APEC’s 21 member economies account for more than half of global gross domestic product and they are home to more than 2.8 billion people. In 2014, APEC partners accounted for 84% of Canada’s total bilateral trade. Foreign direct investment from APEC economies in Canada was $398.8 billion in 2013.
This means Justin Trudeau our new Prime Minister will be attending just weeks after being sworn into office.
Does the world care if Justin Trudeau shows up?
But for many Apec watchers, especially among womenfolk, the greatest mystery that remains to be cracked is where newly elected Canadian Prime Minister Justin Trudeau will stay. As it is, people have been swooning over pictures and news articles about the Canada’s new head of state (the son of former Prime Minister Pierre Trudeau) online. So expect people to try to catch a glimpse of the dashing and youthful leader once his hotel of choice becomes known. Daxim L. Lucas
Are they getting Justin Trudeau and Justin Beaver [sic] mixed up?

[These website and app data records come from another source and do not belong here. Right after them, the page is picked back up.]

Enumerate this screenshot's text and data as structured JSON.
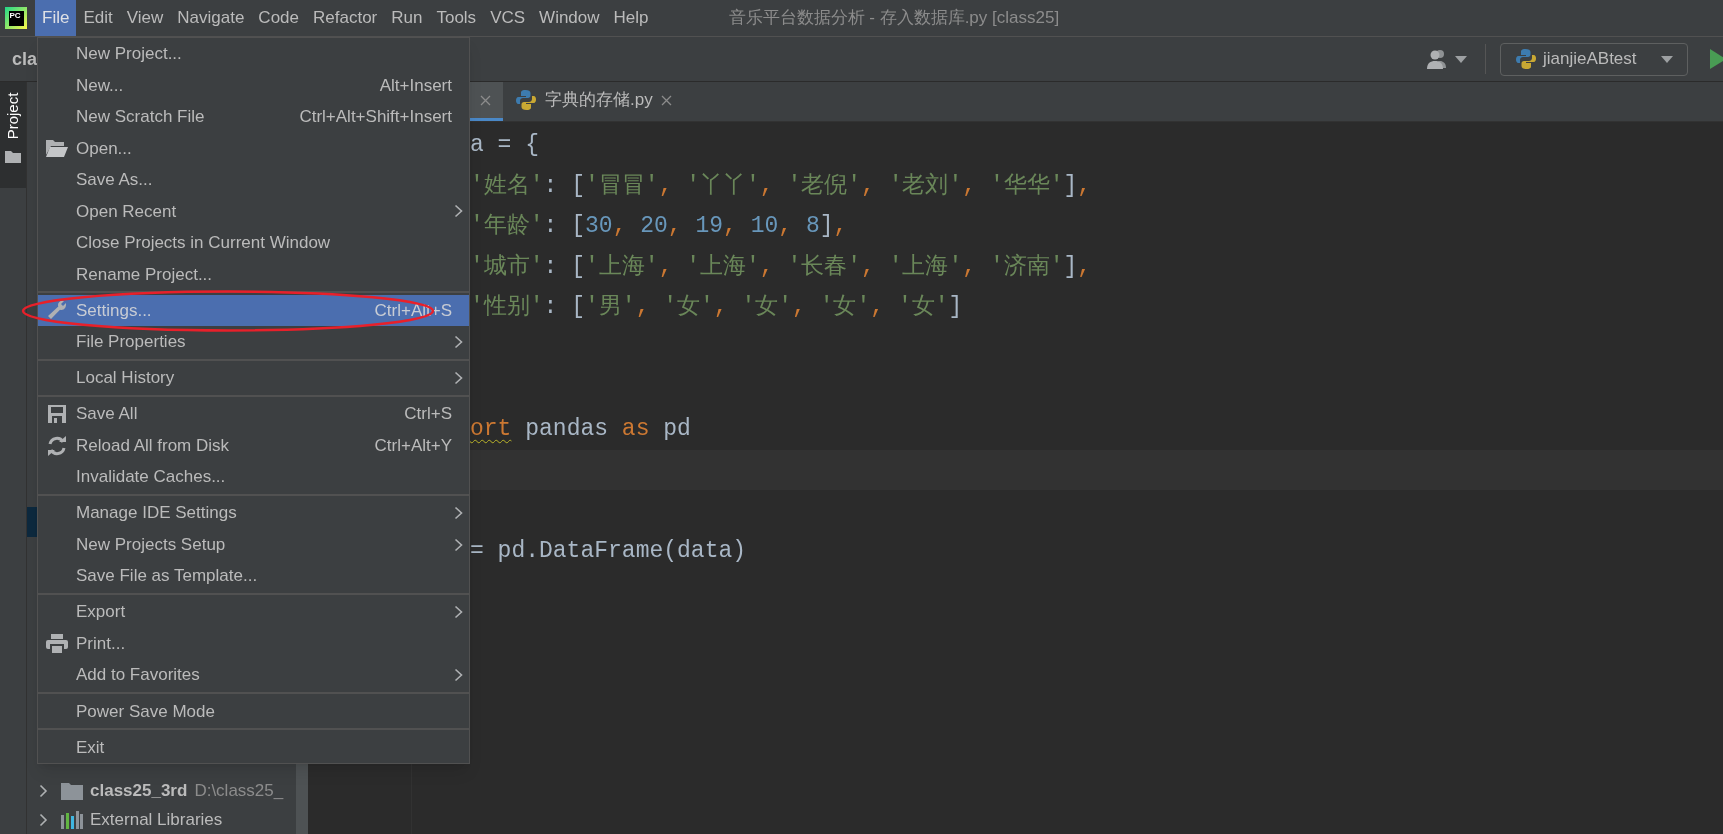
{
  "window": {
    "title": "音乐平台数据分析 - 存入数据库.py [class25]",
    "logo_text": "PC"
  },
  "menu_bar": [
    {
      "label": "File",
      "selected": true
    },
    {
      "label": "Edit",
      "selected": false
    },
    {
      "label": "View",
      "selected": false
    },
    {
      "label": "Navigate",
      "selected": false
    },
    {
      "label": "Code",
      "selected": false
    },
    {
      "label": "Refactor",
      "selected": false
    },
    {
      "label": "Run",
      "selected": false
    },
    {
      "label": "Tools",
      "selected": false
    },
    {
      "label": "VCS",
      "selected": false
    },
    {
      "label": "Window",
      "selected": false
    },
    {
      "label": "Help",
      "selected": false
    }
  ],
  "toolbar": {
    "project_name": "cla",
    "run_configuration": "jianjieABtest"
  },
  "tool_window_stripe": [
    {
      "label": "Project",
      "selected": true
    }
  ],
  "project_tree": [
    {
      "kind": "module",
      "label": "class25_3rd",
      "path": "D:\\class25_",
      "expanded": false
    },
    {
      "kind": "libraries",
      "label": "External Libraries",
      "expanded": false
    }
  ],
  "editor_tabs": [
    {
      "selected": true
    },
    {
      "label": "字典的存储.py",
      "selected": false
    }
  ],
  "code_lines": [
    {
      "kind": "code",
      "tokens": [
        {
          "kind": "plain",
          "text": "a = {"
        }
      ]
    },
    {
      "kind": "code",
      "tokens": [
        {
          "kind": "str",
          "text": "'姓名'"
        },
        {
          "kind": "plain",
          "text": ": ["
        },
        {
          "kind": "str",
          "text": "'冒冒'"
        },
        {
          "kind": "punct",
          "text": ", "
        },
        {
          "kind": "str",
          "text": "'丫丫'"
        },
        {
          "kind": "punct",
          "text": ", "
        },
        {
          "kind": "str",
          "text": "'老倪'"
        },
        {
          "kind": "punct",
          "text": ", "
        },
        {
          "kind": "str",
          "text": "'老刘'"
        },
        {
          "kind": "punct",
          "text": ", "
        },
        {
          "kind": "str",
          "text": "'华华'"
        },
        {
          "kind": "plain",
          "text": "]"
        },
        {
          "kind": "punct",
          "text": ","
        }
      ]
    },
    {
      "kind": "code",
      "tokens": [
        {
          "kind": "str",
          "text": "'年龄'"
        },
        {
          "kind": "plain",
          "text": ": ["
        },
        {
          "kind": "num",
          "text": "30"
        },
        {
          "kind": "punct",
          "text": ", "
        },
        {
          "kind": "num",
          "text": "20"
        },
        {
          "kind": "punct",
          "text": ", "
        },
        {
          "kind": "num",
          "text": "19"
        },
        {
          "kind": "punct",
          "text": ", "
        },
        {
          "kind": "num",
          "text": "10"
        },
        {
          "kind": "punct",
          "text": ", "
        },
        {
          "kind": "num",
          "text": "8"
        },
        {
          "kind": "plain",
          "text": "]"
        },
        {
          "kind": "punct",
          "text": ","
        }
      ]
    },
    {
      "kind": "code",
      "tokens": [
        {
          "kind": "str",
          "text": "'城市'"
        },
        {
          "kind": "plain",
          "text": ": ["
        },
        {
          "kind": "str",
          "text": "'上海'"
        },
        {
          "kind": "punct",
          "text": ", "
        },
        {
          "kind": "str",
          "text": "'上海'"
        },
        {
          "kind": "punct",
          "text": ", "
        },
        {
          "kind": "str",
          "text": "'长春'"
        },
        {
          "kind": "punct",
          "text": ", "
        },
        {
          "kind": "str",
          "text": "'上海'"
        },
        {
          "kind": "punct",
          "text": ", "
        },
        {
          "kind": "str",
          "text": "'济南'"
        },
        {
          "kind": "plain",
          "text": "]"
        },
        {
          "kind": "punct",
          "text": ","
        }
      ]
    },
    {
      "kind": "code",
      "tokens": [
        {
          "kind": "str",
          "text": "'性别'"
        },
        {
          "kind": "plain",
          "text": ": ["
        },
        {
          "kind": "str",
          "text": "'男'"
        },
        {
          "kind": "punct",
          "text": ", "
        },
        {
          "kind": "str",
          "text": "'女'"
        },
        {
          "kind": "punct",
          "text": ", "
        },
        {
          "kind": "str",
          "text": "'女'"
        },
        {
          "kind": "punct",
          "text": ", "
        },
        {
          "kind": "str",
          "text": "'女'"
        },
        {
          "kind": "punct",
          "text": ", "
        },
        {
          "kind": "str",
          "text": "'女'"
        },
        {
          "kind": "plain",
          "text": "]"
        }
      ]
    },
    {
      "kind": "blank"
    },
    {
      "kind": "blank"
    },
    {
      "kind": "code",
      "tokens": [
        {
          "kind": "kw",
          "text": "ort",
          "warning": true
        },
        {
          "kind": "plain",
          "text": " pandas "
        },
        {
          "kind": "kw",
          "text": "as"
        },
        {
          "kind": "plain",
          "text": " pd"
        }
      ]
    },
    {
      "kind": "caret_line"
    },
    {
      "kind": "blank"
    },
    {
      "kind": "code",
      "tokens": [
        {
          "kind": "plain",
          "text": "= pd.DataFrame(data)"
        }
      ]
    }
  ],
  "file_menu": {
    "items": [
      {
        "kind": "item",
        "label": "New Project...",
        "selected": false
      },
      {
        "kind": "item",
        "label": "New...",
        "shortcut": "Alt+Insert",
        "selected": false
      },
      {
        "kind": "item",
        "label": "New Scratch File",
        "shortcut": "Ctrl+Alt+Shift+Insert",
        "selected": false
      },
      {
        "kind": "open",
        "label": "Open...",
        "selected": false
      },
      {
        "kind": "item",
        "label": "Save As...",
        "selected": false
      },
      {
        "kind": "item",
        "label": "Open Recent",
        "submenu": true,
        "selected": false
      },
      {
        "kind": "item",
        "label": "Close Projects in Current Window",
        "selected": false
      },
      {
        "kind": "item",
        "label": "Rename Project...",
        "selected": false
      },
      {
        "kind": "separator"
      },
      {
        "kind": "settings",
        "label": "Settings...",
        "shortcut": "Ctrl+Alt+S",
        "selected": true
      },
      {
        "kind": "item",
        "label": "File Properties",
        "submenu": true,
        "selected": false
      },
      {
        "kind": "separator"
      },
      {
        "kind": "item",
        "label": "Local History",
        "submenu": true,
        "selected": false
      },
      {
        "kind": "separator"
      },
      {
        "kind": "save",
        "label": "Save All",
        "shortcut": "Ctrl+S",
        "selected": false
      },
      {
        "kind": "reload",
        "label": "Reload All from Disk",
        "shortcut": "Ctrl+Alt+Y",
        "selected": false
      },
      {
        "kind": "item",
        "label": "Invalidate Caches...",
        "selected": false
      },
      {
        "kind": "separator"
      },
      {
        "kind": "item",
        "label": "Manage IDE Settings",
        "submenu": true,
        "selected": false
      },
      {
        "kind": "item",
        "label": "New Projects Setup",
        "submenu": true,
        "selected": false
      },
      {
        "kind": "item",
        "label": "Save File as Template...",
        "selected": false
      },
      {
        "kind": "separator"
      },
      {
        "kind": "item",
        "label": "Export",
        "submenu": true,
        "selected": false
      },
      {
        "kind": "print",
        "label": "Print...",
        "selected": false
      },
      {
        "kind": "item",
        "label": "Add to Favorites",
        "submenu": true,
        "selected": false
      },
      {
        "kind": "separator"
      },
      {
        "kind": "item",
        "label": "Power Save Mode",
        "selected": false
      },
      {
        "kind": "separator"
      },
      {
        "kind": "item",
        "label": "Exit",
        "selected": false
      }
    ]
  },
  "annotation": {
    "kind": "ellipse"
  }
}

Don’t try to hide it, you know the reason why APEC is going to be extra exciting this year is not just because of the economic strides or trade meetings, but also because Justin Trudeau will actually be coming here. The 43 year old bombshell of a prime minister has only been elected as Canada’s newest and second youngest prime minister just this month. He has made strides in social media for his unique choices of cabinet members– 50% are men, 50% are women, there’s an astronaut, a geologist, a Nobel Prize winner, a doctor, and a quadriplegic…
” Moreover, the newly-elected Trudeau could be the edgiest, most forward-thinking leader attending this year’s AELM (or even in the world). We can’t wait to see how he’ll contribute to the summit.